In the fall of 2013 my Lady brought me along to keep her company during an educational session she attended in Cortona, Italy. This is a beautiful medieval town sitting on the top of a hill that faces west towards the plains that roll across Tuscany towards the Western Mediterrannean. Steep streets, everywhere stone paving and walls, and unexpected vistas just the turn of a head away. I could sit on a ledge and look out at the lake shore where Hannibal crushed a Roman Army during the Carthaginian wars. I could see the rolling hills covered in olive groves and lined with spiky cypress trees. And I could see the earth peek out of hill sides telling a sedimental story of aeons, where this steep hill overlooking a plain was once beneath a warm sea, and the air I breathed was hundreds of feet beneath the surface, now long-gone and almost entirely unrealized.
I did a small series of drawings in pencil and pencil crayon that came from the background mulling over I did as I walked those steep streets of Cortona in a beautiful Italian October. I spent days walking those streets while my Lady trained away in a re-conceptualized monastery. pausing to rest and catch my breath, to draw a captivating scene, to read or to capture a photograph or pet one of the street cats that were easily found wherever I went.
Pencil and colour pencil on a pale Strathmore pad, 16″ x 12″ pencil and colour pencil, these pieces were what I expressed after I came home from my visit to beautiful Italy.
The pace of Time is no pace. The perspective of Time is independent of viewpoint. There is only the moment. However, that moment has such a rich context that we are short-changing ourselves when unaware of it. For the giants that roam the land in one era may be bypassed, forgotten or even transformed into gentle echoes of what they once were. The land we walk on may have been forest, or sea, or mountain – and as Time has flowed on in its moment-by-moment way the transformation that goes on is unnoticed.
While walking on a tall, rocky hill set in the middle of a great rise of land I see nothing but the rise and fall into the distance of more hills and plains. Sometimes where the ground breaks away I notice something intriguing. Evidence that the rock around me, indeed this great rise of land I have been labouring to climb for the last few hours, was laid down in layers, year after year over millennia. Layers that were created deep under water by the slow downward drift of sedimental elements. There has been a shift, somehow, in ages past that has resulted in this place I now stand. I sometimes wonder what is the real place I am standing in. Is my perspective limited in some way? Ought I shift my viewpoint in order to really see what is around me?
The opalescent Raven, jewelled by time, sits over a landscape that has ranged through the aeons from being a place of the sea, to rolling hills, to eroded mountain, and now a place for quiet villagers to live as their forebears have lived in their stone houses that date back to the Middle Ages.
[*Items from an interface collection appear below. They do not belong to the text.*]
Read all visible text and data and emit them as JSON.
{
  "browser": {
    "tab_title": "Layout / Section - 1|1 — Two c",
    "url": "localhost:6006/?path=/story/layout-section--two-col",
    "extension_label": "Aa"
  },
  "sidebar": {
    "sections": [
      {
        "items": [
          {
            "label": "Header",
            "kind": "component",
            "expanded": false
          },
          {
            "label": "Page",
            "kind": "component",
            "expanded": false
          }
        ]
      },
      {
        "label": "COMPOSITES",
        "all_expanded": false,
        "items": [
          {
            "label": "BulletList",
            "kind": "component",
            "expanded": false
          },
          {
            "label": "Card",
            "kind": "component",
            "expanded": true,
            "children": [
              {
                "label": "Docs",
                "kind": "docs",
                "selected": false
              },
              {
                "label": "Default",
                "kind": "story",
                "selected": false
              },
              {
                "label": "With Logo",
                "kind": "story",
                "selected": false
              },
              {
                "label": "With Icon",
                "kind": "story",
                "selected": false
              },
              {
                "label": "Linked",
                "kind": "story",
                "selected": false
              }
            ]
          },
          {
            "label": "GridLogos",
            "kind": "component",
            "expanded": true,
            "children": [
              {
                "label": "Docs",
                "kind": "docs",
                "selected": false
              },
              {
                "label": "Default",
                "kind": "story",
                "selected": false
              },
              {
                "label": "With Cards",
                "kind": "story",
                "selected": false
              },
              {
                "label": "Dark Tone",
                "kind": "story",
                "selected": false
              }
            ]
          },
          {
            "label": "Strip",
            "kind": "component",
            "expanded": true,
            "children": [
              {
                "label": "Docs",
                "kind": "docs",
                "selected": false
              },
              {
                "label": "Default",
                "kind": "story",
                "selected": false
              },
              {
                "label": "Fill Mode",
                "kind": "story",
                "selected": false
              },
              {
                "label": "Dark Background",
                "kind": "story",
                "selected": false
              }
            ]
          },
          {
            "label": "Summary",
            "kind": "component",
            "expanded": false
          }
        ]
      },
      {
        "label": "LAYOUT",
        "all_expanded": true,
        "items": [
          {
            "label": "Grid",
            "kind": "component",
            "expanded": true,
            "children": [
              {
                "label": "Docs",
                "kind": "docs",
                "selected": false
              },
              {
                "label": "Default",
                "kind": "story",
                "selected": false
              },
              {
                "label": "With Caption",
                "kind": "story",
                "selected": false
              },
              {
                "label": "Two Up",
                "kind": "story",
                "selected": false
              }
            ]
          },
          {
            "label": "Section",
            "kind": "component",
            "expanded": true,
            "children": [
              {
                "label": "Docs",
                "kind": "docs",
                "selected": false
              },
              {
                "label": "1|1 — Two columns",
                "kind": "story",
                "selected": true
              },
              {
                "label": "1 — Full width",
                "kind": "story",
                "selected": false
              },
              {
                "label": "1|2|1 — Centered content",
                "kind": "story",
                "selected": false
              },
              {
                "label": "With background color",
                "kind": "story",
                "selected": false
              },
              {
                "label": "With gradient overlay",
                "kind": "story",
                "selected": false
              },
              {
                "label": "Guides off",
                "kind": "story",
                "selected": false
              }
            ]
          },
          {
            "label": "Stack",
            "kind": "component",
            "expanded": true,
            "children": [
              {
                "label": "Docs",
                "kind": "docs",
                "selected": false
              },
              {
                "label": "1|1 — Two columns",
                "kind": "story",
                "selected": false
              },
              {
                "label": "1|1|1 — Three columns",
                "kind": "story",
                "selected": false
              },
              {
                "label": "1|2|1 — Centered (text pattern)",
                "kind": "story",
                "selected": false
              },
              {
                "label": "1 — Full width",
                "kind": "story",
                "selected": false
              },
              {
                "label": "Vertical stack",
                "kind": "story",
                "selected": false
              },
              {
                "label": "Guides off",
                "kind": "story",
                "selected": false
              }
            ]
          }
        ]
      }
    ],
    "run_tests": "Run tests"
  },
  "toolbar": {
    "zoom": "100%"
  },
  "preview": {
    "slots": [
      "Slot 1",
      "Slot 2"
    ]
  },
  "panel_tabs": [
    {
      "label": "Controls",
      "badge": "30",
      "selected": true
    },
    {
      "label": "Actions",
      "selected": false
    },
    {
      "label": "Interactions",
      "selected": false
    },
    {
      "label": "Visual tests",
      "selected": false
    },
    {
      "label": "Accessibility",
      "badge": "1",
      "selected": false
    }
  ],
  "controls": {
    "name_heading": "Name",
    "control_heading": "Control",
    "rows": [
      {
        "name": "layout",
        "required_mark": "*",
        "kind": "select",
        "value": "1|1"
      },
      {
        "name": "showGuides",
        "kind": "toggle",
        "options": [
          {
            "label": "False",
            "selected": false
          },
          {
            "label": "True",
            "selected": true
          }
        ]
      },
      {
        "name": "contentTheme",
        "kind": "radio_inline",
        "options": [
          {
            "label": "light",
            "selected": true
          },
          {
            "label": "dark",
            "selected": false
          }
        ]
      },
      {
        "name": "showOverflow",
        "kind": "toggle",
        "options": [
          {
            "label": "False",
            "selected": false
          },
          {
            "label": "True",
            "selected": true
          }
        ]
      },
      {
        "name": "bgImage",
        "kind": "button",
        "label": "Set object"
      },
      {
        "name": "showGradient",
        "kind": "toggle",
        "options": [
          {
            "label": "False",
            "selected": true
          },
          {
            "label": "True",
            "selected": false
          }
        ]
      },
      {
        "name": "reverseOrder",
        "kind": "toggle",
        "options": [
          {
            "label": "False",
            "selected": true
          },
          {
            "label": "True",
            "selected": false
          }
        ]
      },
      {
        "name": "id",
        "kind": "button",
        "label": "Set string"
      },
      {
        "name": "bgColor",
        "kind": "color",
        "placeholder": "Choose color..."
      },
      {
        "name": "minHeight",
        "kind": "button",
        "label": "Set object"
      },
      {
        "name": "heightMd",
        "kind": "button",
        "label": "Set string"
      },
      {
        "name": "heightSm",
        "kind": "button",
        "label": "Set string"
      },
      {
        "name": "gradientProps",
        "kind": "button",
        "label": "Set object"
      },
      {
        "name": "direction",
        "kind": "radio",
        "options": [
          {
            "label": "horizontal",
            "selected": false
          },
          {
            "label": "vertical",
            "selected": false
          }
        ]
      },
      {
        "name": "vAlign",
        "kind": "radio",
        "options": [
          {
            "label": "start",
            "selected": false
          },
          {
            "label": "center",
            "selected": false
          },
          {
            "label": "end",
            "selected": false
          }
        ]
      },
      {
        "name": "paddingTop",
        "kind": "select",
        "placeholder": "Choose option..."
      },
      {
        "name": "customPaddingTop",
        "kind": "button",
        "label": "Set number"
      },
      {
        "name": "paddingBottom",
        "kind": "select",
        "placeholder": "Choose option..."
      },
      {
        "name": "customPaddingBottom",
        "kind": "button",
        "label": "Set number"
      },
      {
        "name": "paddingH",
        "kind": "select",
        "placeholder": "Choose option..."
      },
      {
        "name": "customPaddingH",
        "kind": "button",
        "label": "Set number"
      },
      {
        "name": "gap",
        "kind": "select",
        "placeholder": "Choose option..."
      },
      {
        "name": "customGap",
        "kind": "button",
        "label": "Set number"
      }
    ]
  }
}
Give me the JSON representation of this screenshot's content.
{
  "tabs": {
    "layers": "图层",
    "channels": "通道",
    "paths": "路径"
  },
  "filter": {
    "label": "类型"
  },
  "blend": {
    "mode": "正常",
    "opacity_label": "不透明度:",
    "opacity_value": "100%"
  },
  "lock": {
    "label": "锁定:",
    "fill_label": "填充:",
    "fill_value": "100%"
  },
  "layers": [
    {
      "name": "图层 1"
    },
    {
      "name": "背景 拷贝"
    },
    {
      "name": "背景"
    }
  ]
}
Change can seem abrupt in the moment you are confronted with it. However from a place of vantage it has a serenity in it’s flow, a certainty, a rhythm.